**Assigned task**
Word for word, reproduce each of the entries.

[Opening Record excerpts section]

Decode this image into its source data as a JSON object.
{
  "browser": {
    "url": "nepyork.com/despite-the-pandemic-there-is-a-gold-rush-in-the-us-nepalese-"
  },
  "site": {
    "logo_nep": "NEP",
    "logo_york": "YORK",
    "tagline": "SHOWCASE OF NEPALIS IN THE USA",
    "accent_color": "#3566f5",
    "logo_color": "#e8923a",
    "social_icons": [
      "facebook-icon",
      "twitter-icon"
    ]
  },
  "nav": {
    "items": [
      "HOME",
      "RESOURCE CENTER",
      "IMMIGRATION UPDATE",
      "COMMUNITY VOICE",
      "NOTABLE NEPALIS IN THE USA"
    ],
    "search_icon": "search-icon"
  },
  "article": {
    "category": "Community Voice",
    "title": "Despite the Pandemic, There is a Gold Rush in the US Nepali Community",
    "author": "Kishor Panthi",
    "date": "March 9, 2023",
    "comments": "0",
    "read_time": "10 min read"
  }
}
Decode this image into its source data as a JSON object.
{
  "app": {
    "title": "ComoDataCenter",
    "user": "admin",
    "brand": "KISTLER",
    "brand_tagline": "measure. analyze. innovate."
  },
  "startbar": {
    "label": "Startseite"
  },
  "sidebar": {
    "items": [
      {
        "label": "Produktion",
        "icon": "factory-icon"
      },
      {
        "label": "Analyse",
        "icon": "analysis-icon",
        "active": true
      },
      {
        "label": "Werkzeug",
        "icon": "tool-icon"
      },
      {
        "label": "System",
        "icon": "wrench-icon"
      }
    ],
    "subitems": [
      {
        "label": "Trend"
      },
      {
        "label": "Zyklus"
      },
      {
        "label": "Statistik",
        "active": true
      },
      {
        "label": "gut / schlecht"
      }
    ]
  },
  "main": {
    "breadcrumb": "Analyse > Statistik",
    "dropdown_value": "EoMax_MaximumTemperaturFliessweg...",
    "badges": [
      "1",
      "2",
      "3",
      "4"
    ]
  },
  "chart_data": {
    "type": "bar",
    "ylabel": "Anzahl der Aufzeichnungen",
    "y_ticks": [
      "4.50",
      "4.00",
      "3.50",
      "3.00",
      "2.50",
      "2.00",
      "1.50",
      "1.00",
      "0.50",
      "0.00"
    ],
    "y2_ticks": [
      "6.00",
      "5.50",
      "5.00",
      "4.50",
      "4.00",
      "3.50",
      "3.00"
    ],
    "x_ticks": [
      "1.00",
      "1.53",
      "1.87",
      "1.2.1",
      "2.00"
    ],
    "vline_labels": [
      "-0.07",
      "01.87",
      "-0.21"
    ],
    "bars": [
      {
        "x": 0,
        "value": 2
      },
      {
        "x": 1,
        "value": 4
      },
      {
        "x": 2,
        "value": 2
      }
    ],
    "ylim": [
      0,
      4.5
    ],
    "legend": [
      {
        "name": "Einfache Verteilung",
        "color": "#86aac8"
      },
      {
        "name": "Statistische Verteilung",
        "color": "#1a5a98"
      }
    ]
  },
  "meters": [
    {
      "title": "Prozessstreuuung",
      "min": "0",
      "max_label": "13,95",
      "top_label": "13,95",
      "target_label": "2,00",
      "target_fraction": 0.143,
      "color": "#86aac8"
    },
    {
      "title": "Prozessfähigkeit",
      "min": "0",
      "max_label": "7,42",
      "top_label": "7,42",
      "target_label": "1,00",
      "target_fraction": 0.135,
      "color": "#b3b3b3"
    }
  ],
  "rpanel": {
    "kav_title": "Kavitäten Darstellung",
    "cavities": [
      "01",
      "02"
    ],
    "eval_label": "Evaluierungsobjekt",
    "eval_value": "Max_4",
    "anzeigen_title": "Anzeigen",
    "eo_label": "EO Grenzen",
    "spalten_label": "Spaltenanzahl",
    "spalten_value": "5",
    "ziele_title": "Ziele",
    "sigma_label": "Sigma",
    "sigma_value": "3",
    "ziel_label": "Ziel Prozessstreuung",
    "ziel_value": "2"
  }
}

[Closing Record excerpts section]

**Finished exercise**
Decode this image into its source data as a JSON object.
{
  "browser": {
    "url": "nepyork.com/despite-the-pandemic-there-is-a-gold-rush-in-the-us-nepalese-"
  },
  "site": {
    "logo_nep": "NEP",
    "logo_york": "YORK",
    "tagline": "SHOWCASE OF NEPALIS IN THE USA",
    "accent_color": "#3566f5",
    "logo_color": "#e8923a",
    "social_icons": [
      "facebook-icon",
      "twitter-icon"
    ]
  },
  "nav": {
    "items": [
      "HOME",
      "RESOURCE CENTER",
      "IMMIGRATION UPDATE",
      "COMMUNITY VOICE",
      "NOTABLE NEPALIS IN THE USA"
    ],
    "search_icon": "search-icon"
  },
  "article": {
    "category": "Community Voice",
    "title": "Despite the Pandemic, There is a Gold Rush in the US Nepali Community",
    "author": "Kishor Panthi",
    "date": "March 9, 2023",
    "comments": "0",
    "read_time": "10 min read"
  }
}
Decode this image into its source data as a JSON object.
{
  "app": {
    "title": "ComoDataCenter",
    "user": "admin",
    "brand": "KISTLER",
    "brand_tagline": "measure. analyze. innovate."
  },
  "startbar": {
    "label": "Startseite"
  },
  "sidebar": {
    "items": [
      {
        "label": "Produktion",
        "icon": "factory-icon"
      },
      {
        "label": "Analyse",
        "icon": "analysis-icon",
        "active": true
      },
      {
        "label": "Werkzeug",
        "icon": "tool-icon"
      },
      {
        "label": "System",
        "icon": "wrench-icon"
      }
    ],
    "subitems": [
      {
        "label": "Trend"
      },
      {
        "label": "Zyklus"
      },
      {
        "label": "Statistik",
        "active": true
      },
      {
        "label": "gut / schlecht"
      }
    ]
  },
  "main": {
    "breadcrumb": "Analyse > Statistik",
    "dropdown_value": "EoMax_MaximumTemperaturFliessweg...",
    "badges": [
      "1",
      "2",
      "3",
      "4"
    ]
  },
  "chart_data": {
    "type": "bar",
    "ylabel": "Anzahl der Aufzeichnungen",
    "y_ticks": [
      "4.50",
      "4.00",
      "3.50",
      "3.00",
      "2.50",
      "2.00",
      "1.50",
      "1.00",
      "0.50",
      "0.00"
    ],
    "y2_ticks": [
      "6.00",
      "5.50",
      "5.00",
      "4.50",
      "4.00",
      "3.50",
      "3.00"
    ],
    "x_ticks": [
      "1.00",
      "1.53",
      "1.87",
      "1.2.1",
      "2.00"
    ],
    "vline_labels": [
      "-0.07",
      "01.87",
      "-0.21"
    ],
    "bars": [
      {
        "x": 0,
        "value": 2
      },
      {
        "x": 1,
        "value": 4
      },
      {
        "x": 2,
        "value": 2
      }
    ],
    "ylim": [
      0,
      4.5
    ],
    "legend": [
      {
        "name": "Einfache Verteilung",
        "color": "#86aac8"
      },
      {
        "name": "Statistische Verteilung",
        "color": "#1a5a98"
      }
    ]
  },
  "meters": [
    {
      "title": "Prozessstreuuung",
      "min": "0",
      "max_label": "13,95",
      "top_label": "13,95",
      "target_label": "2,00",
      "target_fraction": 0.143,
      "color": "#86aac8"
    },
    {
      "title": "Prozessfähigkeit",
      "min": "0",
      "max_label": "7,42",
      "top_label": "7,42",
      "target_label": "1,00",
      "target_fraction": 0.135,
      "color": "#b3b3b3"
    }
  ],
  "rpanel": {
    "kav_title": "Kavitäten Darstellung",
    "cavities": [
      "01",
      "02"
    ],
    "eval_label": "Evaluierungsobjekt",
    "eval_value": "Max_4",
    "anzeigen_title": "Anzeigen",
    "eo_label": "EO Grenzen",
    "spalten_label": "Spaltenanzahl",
    "spalten_value": "5",
    "ziele_title": "Ziele",
    "sigma_label": "Sigma",
    "sigma_value": "3",
    "ziel_label": "Ziel Prozessstreuung",
    "ziel_value": "2"
  }
}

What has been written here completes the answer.